What that means is that instead of looking at a big board of numbers and graphs, mentally parsing and integrating them vis-a-vis performance metrics, and then making decisions about what to do about it, it’s faster and simpler to get analytics information as succinct Twitter-style “status updates” in a reverse-chronological river–i.e., a feed. Instead of visualizing analytics data, he suggests it should be verbalized: the software just tells you what’s happening in context, instead of asking you to discern what’s happening (and the context) by interpreting numbers and graphs.
To put it another way: A dashboard shows you a weather map; a feed says, “It’s going to rain in 5 minutes.”
I don’t know whether Dash’s anti-dashboard argument is realistic for managing the content-related activities of large organizations, but it seems pretty convincing for someone using a system like Ghost. Why? Because dashboards assume that you want to interface with them, manage them, interpret them–when really what you’re using the software for is something else completely: “blogging.” After all, what are analytics for, really? Not just monitoring them for the sake of monitoring them–but for extracting insight to act upon, when necessary. “I know [dashboards] demo well and look great in investor pitch decks or screencast videos,” Dash writes, “but they don’t actually help me make decisions, or get better at what I’m doing.”

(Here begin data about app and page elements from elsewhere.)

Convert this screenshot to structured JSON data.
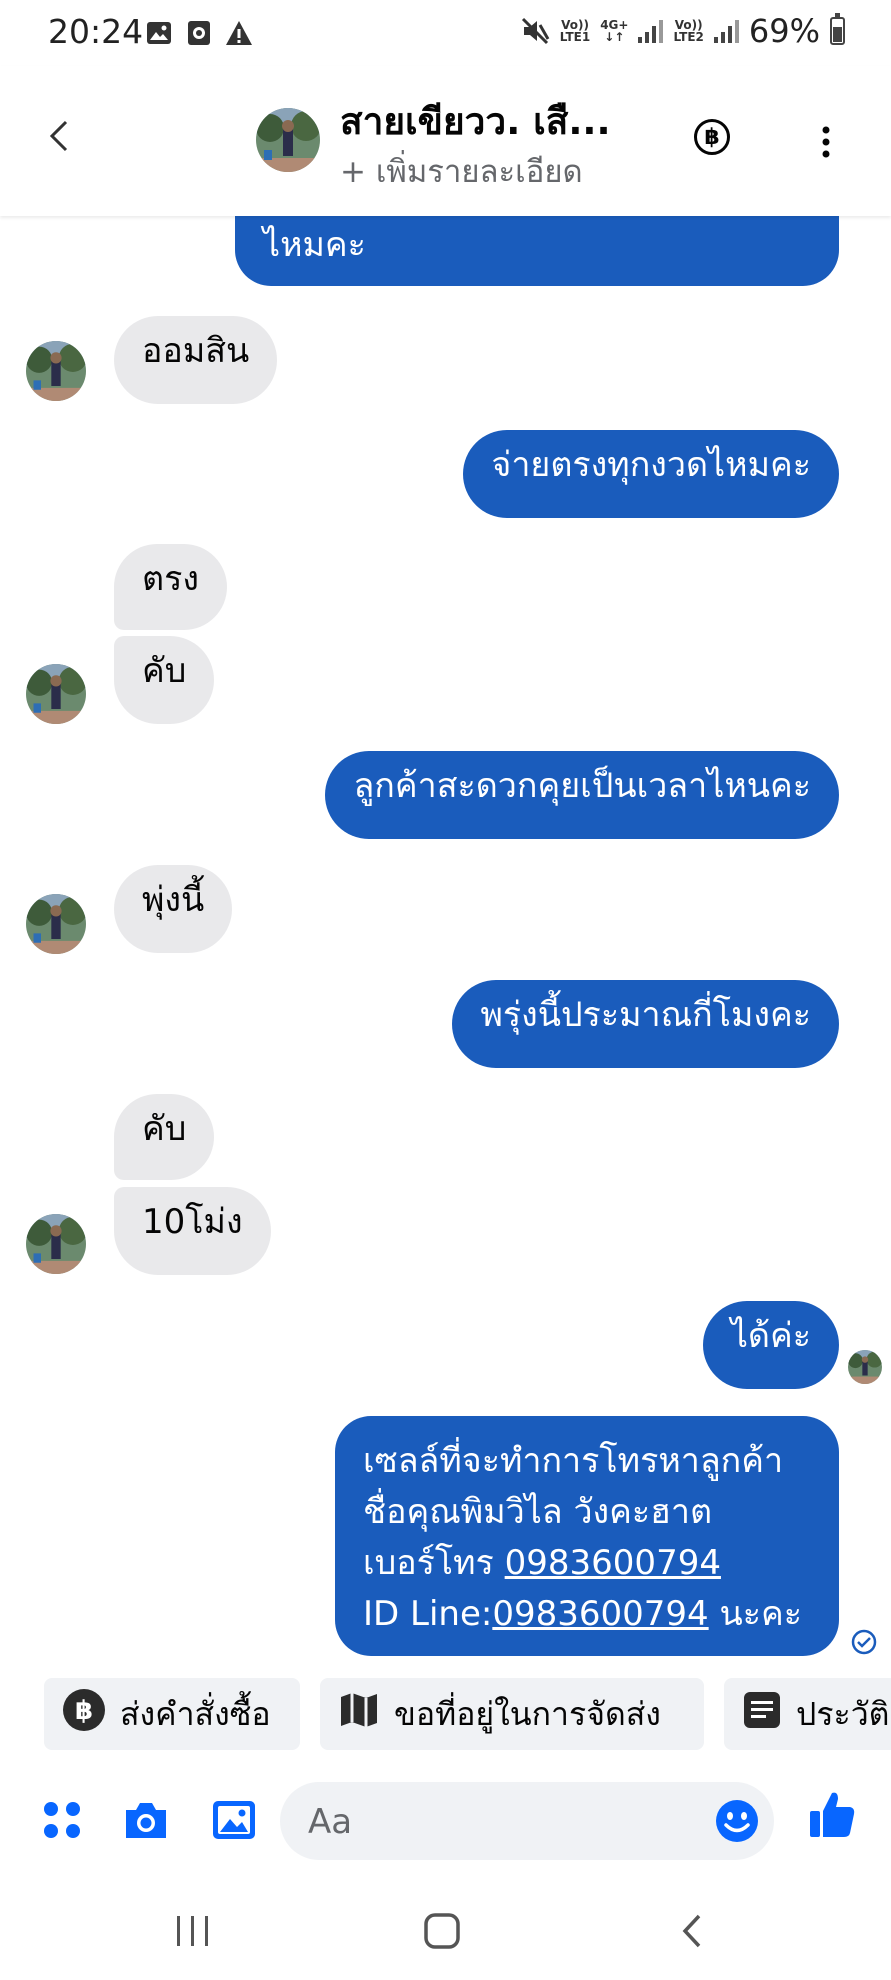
{
  "status_bar": {
    "time": "20:24",
    "notification_icons": [
      "gallery-icon",
      "screen-record-icon",
      "warning-icon"
    ],
    "sim1_label_top": "Vo))",
    "sim1_label_bottom": "LTE1",
    "net_top": "4G+",
    "net_bottom": "↓↑",
    "sim2_label_top": "Vo))",
    "sim2_label_bottom": "LTE2",
    "battery_percent": "69%",
    "battery_level": 0.69
  },
  "header": {
    "contact_name": "สายเขียวว. เสื...",
    "subtitle": "+ เพิ่มรายละเอียด",
    "payment_icon_text": "฿"
  },
  "messages": [
    {
      "side": "out",
      "text": "ไหมคะ"
    },
    {
      "side": "in",
      "text": "ออมสิน"
    },
    {
      "side": "out",
      "text": "จ่ายตรงทุกงวดไหมคะ"
    },
    {
      "side": "in",
      "text": "ตรง"
    },
    {
      "side": "in",
      "text": "คับ"
    },
    {
      "side": "out",
      "text": "ลูกค้าสะดวกคุยเป็นเวลาไหนคะ"
    },
    {
      "side": "in",
      "text": "พุ่งนี้"
    },
    {
      "side": "out",
      "text": "พรุ่งนี้ประมาณกี่โมงคะ"
    },
    {
      "side": "in",
      "text": "คับ"
    },
    {
      "side": "in",
      "text": "10โม่ง"
    },
    {
      "side": "out",
      "text": "ได้ค่ะ"
    },
    {
      "side": "out",
      "line1": "เซลล์ที่จะทำการโทรหาลูกค้า",
      "line2": "ชื่อคุณพิมวิไล วังคะฮาต",
      "line3_prefix": "เบอร์โทร ",
      "line3_link": "0983600794",
      "line4_prefix": "ID Line:",
      "line4_link": "0983600794",
      "line4_suffix": " นะคะ"
    }
  ],
  "quick_replies": [
    {
      "icon": "baht-icon",
      "label": "ส่งคำสั่งซื้อ"
    },
    {
      "icon": "map-icon",
      "label": "ขอที่อยู่ในการจัดส่ง"
    },
    {
      "icon": "document-icon",
      "label": "ประวัติ"
    }
  ],
  "composer": {
    "placeholder": "Aa",
    "icons": [
      "apps-icon",
      "camera-icon",
      "gallery-icon",
      "emoji-icon",
      "thumbs-up-icon"
    ]
  },
  "nav_bar": {
    "buttons": [
      "recents-button",
      "home-button",
      "back-button"
    ]
  },
  "colors": {
    "outgoing_bubble": "#1a5cbc",
    "incoming_bubble": "#e9e9eb",
    "accent": "#0866ff"
  }
}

I’m not saying Ghost’s creators are morons for putting a dashboard into their platform. It’s a de rigueur feature. I’m just wondering what they might have done instead that would actually be as “revolutionary” as they claim. The founder says himself in his demo video that blogging software hasn’t changed much in the past decade. He’s right! Dash’s analytics-as-feeds idea is just one way of rethinking what analytics do for us, and how, and (most importantly) why. I’m sure there are others. Ghost is open-source, so maybe someone will fork it to experiment further with (or without) the dashboard soon.